How to complete this task → Using the data below, return all lines in which "image" appears.

[Stored data]
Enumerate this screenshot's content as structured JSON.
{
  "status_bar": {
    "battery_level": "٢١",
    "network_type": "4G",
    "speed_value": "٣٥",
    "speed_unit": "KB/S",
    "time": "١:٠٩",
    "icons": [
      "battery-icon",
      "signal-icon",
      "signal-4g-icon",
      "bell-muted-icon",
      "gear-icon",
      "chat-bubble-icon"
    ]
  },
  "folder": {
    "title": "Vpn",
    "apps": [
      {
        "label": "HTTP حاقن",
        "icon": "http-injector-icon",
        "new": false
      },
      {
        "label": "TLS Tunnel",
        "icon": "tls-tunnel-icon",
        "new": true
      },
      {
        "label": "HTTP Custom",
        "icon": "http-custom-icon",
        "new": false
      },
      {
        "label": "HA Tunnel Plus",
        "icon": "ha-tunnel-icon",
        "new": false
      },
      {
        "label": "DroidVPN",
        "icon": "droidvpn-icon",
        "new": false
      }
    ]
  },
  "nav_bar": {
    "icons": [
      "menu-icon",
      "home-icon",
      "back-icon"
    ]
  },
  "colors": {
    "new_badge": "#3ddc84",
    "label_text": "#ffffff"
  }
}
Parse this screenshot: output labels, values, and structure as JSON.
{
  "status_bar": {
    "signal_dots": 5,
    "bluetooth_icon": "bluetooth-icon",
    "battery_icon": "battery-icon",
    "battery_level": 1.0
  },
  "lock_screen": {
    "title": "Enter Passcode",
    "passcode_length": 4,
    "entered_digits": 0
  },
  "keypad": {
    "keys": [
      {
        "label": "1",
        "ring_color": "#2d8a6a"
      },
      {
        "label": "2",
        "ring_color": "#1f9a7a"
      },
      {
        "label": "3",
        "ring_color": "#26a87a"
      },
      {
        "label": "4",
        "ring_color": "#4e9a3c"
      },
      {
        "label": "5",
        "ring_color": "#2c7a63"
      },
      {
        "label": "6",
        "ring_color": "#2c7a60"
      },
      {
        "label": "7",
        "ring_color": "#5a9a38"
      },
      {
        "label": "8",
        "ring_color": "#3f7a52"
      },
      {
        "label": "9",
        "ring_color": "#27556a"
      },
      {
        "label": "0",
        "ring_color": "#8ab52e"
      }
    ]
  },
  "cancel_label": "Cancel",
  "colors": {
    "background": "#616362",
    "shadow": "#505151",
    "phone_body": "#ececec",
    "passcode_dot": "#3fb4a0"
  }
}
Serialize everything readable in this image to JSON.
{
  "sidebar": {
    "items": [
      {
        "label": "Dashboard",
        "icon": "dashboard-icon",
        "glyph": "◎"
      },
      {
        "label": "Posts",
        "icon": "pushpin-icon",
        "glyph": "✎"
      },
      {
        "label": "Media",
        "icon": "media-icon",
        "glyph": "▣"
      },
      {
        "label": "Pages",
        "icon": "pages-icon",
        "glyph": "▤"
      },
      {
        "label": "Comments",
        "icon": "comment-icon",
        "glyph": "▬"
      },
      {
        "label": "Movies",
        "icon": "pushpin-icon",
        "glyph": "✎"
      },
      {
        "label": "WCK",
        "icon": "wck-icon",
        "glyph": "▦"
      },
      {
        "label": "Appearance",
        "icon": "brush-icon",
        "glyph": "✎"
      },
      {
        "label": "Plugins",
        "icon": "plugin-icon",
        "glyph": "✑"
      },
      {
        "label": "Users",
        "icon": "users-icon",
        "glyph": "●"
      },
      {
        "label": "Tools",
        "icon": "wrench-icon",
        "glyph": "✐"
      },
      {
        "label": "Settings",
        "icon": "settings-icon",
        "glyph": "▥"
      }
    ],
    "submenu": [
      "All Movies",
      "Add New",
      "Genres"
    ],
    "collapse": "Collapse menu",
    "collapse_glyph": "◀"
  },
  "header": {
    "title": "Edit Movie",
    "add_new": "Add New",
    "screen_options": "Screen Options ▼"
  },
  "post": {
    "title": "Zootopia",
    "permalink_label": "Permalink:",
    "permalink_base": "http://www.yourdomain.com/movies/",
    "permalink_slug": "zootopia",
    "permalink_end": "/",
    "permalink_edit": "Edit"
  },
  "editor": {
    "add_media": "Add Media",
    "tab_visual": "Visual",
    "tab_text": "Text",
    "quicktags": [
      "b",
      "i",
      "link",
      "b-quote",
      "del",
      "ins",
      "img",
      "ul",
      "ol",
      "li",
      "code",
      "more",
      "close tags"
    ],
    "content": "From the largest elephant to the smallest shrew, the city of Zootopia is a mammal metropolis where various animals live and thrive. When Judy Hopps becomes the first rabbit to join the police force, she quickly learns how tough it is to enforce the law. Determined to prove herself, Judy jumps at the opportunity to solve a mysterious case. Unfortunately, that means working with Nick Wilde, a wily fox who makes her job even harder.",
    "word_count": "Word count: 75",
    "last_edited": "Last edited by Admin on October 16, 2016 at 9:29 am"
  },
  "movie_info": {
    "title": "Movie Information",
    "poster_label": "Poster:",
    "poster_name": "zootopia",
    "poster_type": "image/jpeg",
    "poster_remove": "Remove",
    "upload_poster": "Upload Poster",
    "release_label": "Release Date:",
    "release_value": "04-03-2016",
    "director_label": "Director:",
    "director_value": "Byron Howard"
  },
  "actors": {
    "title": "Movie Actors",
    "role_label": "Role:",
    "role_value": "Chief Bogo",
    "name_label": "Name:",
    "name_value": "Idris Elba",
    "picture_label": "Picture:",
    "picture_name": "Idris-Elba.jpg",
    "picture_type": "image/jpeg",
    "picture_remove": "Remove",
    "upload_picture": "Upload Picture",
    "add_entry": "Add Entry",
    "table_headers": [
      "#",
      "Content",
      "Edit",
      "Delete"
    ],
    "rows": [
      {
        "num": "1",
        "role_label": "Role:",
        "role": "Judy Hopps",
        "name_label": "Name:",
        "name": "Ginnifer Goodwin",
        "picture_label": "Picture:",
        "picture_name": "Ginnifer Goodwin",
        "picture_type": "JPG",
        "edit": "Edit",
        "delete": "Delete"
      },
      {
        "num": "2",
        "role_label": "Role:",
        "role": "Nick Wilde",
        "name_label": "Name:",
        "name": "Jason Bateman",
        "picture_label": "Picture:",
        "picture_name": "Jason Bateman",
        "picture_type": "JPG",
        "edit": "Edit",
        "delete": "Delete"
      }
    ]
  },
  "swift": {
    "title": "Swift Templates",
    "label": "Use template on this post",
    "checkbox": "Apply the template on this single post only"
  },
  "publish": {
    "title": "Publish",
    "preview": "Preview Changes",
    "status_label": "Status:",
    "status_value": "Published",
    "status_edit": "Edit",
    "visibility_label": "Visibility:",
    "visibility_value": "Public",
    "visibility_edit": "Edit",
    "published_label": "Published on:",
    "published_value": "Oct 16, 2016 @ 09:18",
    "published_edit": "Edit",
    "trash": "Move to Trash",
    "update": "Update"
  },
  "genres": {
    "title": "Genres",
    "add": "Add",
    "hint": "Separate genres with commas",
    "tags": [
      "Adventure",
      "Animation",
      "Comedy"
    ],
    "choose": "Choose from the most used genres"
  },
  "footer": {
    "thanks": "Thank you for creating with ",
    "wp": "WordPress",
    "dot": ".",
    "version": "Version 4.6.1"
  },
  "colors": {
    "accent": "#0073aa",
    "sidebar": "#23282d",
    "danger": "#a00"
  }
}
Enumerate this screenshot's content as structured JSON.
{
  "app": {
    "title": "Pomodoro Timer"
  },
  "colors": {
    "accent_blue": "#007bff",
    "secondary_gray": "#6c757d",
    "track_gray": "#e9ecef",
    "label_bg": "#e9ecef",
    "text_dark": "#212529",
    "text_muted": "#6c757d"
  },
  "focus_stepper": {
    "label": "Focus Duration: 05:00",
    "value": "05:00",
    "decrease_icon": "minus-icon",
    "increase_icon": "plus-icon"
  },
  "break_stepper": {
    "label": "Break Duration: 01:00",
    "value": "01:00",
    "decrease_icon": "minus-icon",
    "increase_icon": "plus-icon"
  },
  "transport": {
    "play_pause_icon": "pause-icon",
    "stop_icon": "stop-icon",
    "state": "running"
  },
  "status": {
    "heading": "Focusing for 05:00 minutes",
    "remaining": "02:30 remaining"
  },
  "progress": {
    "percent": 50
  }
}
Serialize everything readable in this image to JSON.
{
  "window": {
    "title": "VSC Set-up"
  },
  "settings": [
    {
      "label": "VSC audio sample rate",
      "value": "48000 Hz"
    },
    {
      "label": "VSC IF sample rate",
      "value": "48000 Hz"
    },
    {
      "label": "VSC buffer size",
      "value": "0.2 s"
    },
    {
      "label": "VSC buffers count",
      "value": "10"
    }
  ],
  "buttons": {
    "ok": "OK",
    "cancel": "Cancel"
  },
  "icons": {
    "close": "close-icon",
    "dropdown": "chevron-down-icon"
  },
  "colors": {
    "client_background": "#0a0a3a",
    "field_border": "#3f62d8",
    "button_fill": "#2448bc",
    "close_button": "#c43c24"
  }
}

Written solution →
Serialize everything readable in this image to JSON.
    "poster_type": "image/jpeg",
    "picture_type": "image/jpeg",
Serialize everything readable in this image to JSON.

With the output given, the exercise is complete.